Clostridium botulinum is now known as a heterogenic group of bacteria. Originally the non-BoNT producing strains were classified under C. sporogenes. However, it turned out that named C. botulinum strains belong to four phylogenetic groups (I to IV). Some members (but not all) of these groups are known to produce BoNTs. Group I strains are proteolytic and saccharolytic and produce BoNT types A, B and F. Group II strains are non-proteolytic and produce BoNT types B, E and F, while group III strains produce BoNT C and D. Group IV strains (also identified as C. argentinense) produce BoNT G. Whole genome studies indicate that BoNT genes are sensitive to horizontal gene transfer (Weigand et al., 2015) and hence natural organismal relationships show that classification of BoNT producing strains into a single species – Clostridium botulinum – is no longer relevant. Based on the phylogenetic distances a reclassification at the generic and even family level would be a logic consequence.
Erick Vandamme & Paul De Vos
- Toxins and Known LD50 Values. (http://www.uab.cat/doc/DL50_biotoxines)
- Kerner J. Vergiftung durch verdorbene Würste. (1817). Tübinger Blätter Für Naturwissenschaften und Arzneykunde 3:1-25.

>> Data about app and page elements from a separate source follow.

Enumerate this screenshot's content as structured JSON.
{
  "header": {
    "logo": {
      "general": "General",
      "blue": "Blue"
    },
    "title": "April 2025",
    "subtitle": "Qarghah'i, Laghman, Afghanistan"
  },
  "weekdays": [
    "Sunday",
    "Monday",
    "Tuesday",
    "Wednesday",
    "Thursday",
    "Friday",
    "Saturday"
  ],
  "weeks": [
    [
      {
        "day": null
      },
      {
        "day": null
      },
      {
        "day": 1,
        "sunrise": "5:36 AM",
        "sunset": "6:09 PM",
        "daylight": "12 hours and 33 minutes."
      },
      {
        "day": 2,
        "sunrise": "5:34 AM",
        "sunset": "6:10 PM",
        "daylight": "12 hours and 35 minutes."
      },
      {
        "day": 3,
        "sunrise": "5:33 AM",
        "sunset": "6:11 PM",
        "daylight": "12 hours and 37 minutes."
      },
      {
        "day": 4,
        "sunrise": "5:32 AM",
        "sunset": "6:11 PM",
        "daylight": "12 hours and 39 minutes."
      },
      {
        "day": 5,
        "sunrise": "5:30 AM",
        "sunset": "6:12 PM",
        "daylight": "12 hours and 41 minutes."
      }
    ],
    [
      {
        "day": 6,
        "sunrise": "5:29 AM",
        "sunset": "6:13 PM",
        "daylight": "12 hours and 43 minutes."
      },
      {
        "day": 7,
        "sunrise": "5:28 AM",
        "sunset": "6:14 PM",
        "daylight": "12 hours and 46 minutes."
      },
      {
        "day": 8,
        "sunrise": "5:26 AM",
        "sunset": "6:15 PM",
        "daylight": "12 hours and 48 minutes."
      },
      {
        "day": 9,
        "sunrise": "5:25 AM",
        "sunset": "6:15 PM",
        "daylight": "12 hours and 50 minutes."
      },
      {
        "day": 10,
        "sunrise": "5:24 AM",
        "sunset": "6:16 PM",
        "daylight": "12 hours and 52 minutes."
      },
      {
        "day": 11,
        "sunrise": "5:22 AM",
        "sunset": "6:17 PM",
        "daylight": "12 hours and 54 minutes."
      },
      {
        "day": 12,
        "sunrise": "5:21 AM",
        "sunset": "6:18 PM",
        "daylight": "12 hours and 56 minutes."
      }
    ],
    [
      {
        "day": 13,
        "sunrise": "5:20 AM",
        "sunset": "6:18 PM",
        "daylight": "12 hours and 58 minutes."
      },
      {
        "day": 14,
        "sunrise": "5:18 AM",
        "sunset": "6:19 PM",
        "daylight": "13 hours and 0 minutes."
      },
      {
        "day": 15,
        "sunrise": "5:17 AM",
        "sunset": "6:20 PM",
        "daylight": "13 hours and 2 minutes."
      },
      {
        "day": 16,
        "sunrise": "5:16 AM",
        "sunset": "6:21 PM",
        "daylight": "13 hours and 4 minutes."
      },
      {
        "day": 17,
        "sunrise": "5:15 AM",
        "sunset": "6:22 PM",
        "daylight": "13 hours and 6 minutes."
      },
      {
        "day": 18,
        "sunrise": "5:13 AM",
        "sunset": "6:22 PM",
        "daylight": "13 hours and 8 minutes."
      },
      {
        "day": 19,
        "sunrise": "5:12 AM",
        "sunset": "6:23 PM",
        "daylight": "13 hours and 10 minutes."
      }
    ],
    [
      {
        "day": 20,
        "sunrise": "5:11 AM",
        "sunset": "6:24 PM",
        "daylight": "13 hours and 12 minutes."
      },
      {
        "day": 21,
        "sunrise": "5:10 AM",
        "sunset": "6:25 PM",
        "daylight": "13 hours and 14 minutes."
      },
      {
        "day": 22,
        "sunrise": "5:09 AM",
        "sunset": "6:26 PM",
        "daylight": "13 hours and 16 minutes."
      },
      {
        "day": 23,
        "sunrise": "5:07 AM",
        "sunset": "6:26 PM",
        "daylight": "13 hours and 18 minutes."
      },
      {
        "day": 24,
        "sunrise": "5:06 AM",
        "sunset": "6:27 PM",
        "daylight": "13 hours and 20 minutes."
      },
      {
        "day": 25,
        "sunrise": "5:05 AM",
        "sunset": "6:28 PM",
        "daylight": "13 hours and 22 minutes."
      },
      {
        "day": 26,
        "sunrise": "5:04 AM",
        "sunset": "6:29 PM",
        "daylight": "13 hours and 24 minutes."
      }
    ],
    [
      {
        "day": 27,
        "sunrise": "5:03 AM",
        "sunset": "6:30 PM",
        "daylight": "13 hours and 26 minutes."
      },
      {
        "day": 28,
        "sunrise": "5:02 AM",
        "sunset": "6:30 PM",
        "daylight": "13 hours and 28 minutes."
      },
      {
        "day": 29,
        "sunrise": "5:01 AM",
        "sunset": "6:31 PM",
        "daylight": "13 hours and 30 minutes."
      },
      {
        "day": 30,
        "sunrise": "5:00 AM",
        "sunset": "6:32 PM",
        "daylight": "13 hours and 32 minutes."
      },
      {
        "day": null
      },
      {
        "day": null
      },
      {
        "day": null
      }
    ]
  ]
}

- Van Ermengem EP (1897). Über einen neuen anaeroben Bacillus und seine Beziehung zum Botulismus. Z. Hyg. Infectionskrankh. 26:1-56.
- Weigand MR, A. P-Gonzalez, TB Shirey, RC Broeker, MK Ishaq, KT Konstantindis, BH Raphael. (2015). Implications of genome-based discrimination between Clostridium botulinum Group I and Clostridium sporogenes strains for bacterial taxonomy. Appl. Env. Microbiol. DOI: 10.1128/AEM.01159-15
- Wheeler A and HS Smith (2013). Botulinum toxins: mechanisms of action, antinociception and clinical applications. Toxicology 306: 124-146.